REQUIREMENT:
Filter the records below for the word "JSON". Copy each line that holds it.

Stored data entries
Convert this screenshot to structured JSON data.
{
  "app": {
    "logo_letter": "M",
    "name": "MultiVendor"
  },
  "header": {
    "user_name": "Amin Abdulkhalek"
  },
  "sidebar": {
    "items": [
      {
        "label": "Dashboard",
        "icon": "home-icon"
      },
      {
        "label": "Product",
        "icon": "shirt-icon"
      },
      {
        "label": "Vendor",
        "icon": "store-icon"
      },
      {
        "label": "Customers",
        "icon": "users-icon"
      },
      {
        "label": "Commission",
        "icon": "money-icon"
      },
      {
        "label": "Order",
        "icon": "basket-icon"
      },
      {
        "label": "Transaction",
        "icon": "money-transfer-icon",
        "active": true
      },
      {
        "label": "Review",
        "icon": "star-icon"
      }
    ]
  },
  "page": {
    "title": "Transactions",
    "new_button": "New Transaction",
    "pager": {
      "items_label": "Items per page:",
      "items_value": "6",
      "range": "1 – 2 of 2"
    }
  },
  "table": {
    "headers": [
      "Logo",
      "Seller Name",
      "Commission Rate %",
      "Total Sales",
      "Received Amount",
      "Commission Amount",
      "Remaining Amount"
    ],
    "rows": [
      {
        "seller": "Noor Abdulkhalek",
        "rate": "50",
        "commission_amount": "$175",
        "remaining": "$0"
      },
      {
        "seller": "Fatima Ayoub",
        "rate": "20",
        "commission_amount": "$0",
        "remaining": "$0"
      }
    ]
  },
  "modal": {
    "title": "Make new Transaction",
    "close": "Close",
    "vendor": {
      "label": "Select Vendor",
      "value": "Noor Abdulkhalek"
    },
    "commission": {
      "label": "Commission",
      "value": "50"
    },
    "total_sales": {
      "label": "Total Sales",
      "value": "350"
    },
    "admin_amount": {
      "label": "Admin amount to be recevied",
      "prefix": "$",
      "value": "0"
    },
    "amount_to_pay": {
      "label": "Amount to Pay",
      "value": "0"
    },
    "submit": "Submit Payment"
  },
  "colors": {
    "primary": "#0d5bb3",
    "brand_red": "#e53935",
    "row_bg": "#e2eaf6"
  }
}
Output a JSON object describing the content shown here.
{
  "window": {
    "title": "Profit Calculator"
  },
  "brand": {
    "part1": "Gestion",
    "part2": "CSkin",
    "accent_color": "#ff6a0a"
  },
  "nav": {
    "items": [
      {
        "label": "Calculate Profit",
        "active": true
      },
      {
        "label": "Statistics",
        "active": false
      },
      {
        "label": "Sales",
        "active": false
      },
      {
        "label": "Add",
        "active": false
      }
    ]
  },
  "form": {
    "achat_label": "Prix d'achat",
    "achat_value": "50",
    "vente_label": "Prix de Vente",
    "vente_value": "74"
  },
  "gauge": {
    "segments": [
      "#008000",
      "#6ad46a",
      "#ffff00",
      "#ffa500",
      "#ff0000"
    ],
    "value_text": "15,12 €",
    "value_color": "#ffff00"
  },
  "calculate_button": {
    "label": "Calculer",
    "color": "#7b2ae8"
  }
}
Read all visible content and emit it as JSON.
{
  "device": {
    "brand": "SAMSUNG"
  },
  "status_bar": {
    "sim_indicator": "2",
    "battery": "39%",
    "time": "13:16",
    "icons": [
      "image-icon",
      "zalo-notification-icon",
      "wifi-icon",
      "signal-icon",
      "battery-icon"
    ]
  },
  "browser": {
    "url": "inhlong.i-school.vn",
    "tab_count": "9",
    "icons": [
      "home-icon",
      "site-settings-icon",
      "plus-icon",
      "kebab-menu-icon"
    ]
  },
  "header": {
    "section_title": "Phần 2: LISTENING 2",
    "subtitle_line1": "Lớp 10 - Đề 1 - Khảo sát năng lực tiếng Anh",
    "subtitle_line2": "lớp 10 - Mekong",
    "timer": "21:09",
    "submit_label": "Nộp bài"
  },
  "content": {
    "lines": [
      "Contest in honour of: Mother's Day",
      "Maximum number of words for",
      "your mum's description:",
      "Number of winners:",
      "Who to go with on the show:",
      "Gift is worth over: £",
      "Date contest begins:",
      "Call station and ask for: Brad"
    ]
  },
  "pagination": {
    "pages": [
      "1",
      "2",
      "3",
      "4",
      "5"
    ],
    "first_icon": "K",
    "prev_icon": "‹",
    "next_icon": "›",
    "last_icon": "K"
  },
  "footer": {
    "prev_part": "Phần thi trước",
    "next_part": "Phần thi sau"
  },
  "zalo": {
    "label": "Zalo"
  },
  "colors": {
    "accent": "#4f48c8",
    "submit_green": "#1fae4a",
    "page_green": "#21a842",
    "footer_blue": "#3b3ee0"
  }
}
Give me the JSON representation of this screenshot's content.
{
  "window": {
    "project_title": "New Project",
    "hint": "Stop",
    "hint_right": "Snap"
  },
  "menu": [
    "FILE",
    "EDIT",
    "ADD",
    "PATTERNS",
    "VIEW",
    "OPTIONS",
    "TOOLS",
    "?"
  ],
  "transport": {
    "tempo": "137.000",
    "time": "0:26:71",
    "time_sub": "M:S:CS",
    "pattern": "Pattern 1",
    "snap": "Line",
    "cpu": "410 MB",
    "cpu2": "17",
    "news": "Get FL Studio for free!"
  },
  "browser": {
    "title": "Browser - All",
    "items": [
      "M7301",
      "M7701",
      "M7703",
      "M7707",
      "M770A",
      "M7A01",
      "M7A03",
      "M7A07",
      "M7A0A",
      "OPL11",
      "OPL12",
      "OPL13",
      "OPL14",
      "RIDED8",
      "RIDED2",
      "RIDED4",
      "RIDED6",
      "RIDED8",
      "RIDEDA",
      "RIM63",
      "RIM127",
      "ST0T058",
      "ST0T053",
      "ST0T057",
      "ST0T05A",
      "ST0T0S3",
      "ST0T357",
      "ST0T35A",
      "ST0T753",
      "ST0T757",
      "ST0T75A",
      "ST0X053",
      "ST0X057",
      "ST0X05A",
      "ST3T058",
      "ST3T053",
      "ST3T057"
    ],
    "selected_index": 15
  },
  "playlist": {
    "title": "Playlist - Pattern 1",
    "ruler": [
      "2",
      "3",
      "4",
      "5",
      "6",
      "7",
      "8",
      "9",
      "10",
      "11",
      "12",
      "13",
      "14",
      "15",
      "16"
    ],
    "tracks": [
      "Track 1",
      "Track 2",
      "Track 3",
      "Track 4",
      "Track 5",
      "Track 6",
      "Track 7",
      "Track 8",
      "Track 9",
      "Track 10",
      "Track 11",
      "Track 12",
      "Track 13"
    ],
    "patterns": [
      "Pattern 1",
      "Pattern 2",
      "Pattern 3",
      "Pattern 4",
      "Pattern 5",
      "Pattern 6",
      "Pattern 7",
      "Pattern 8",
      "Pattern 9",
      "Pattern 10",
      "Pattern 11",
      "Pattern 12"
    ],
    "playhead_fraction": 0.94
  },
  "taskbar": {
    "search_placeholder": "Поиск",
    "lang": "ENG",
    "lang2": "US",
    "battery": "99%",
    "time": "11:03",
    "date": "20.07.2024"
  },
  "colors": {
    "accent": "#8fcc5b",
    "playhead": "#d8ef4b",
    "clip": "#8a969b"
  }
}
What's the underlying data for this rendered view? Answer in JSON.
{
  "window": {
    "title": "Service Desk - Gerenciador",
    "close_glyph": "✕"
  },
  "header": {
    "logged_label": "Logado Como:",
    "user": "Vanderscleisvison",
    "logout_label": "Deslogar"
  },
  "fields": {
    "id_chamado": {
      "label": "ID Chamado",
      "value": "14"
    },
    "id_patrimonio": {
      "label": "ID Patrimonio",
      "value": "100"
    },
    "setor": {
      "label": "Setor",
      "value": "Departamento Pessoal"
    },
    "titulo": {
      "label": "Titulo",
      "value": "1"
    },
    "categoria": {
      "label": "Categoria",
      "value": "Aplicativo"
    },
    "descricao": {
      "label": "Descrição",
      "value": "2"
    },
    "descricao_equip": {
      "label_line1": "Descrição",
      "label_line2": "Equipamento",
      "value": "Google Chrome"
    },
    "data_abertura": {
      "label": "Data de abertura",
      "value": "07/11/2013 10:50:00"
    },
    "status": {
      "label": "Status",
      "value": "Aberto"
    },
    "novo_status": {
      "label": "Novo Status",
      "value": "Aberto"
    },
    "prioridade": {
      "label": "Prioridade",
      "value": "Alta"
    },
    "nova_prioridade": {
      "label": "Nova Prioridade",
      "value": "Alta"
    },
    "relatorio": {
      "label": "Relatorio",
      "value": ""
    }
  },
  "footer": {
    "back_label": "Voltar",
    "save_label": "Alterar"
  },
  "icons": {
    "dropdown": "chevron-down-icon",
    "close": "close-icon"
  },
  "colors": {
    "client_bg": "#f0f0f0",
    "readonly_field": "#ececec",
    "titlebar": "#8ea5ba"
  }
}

YOUR SOLUTION:
Convert this screenshot to structured JSON data.
Output a JSON object describing the content shown here.
Read all visible content and emit it as JSON.
Give me the JSON representation of this screenshot's content.
What's the underlying data for this rendered view? Answer in JSON.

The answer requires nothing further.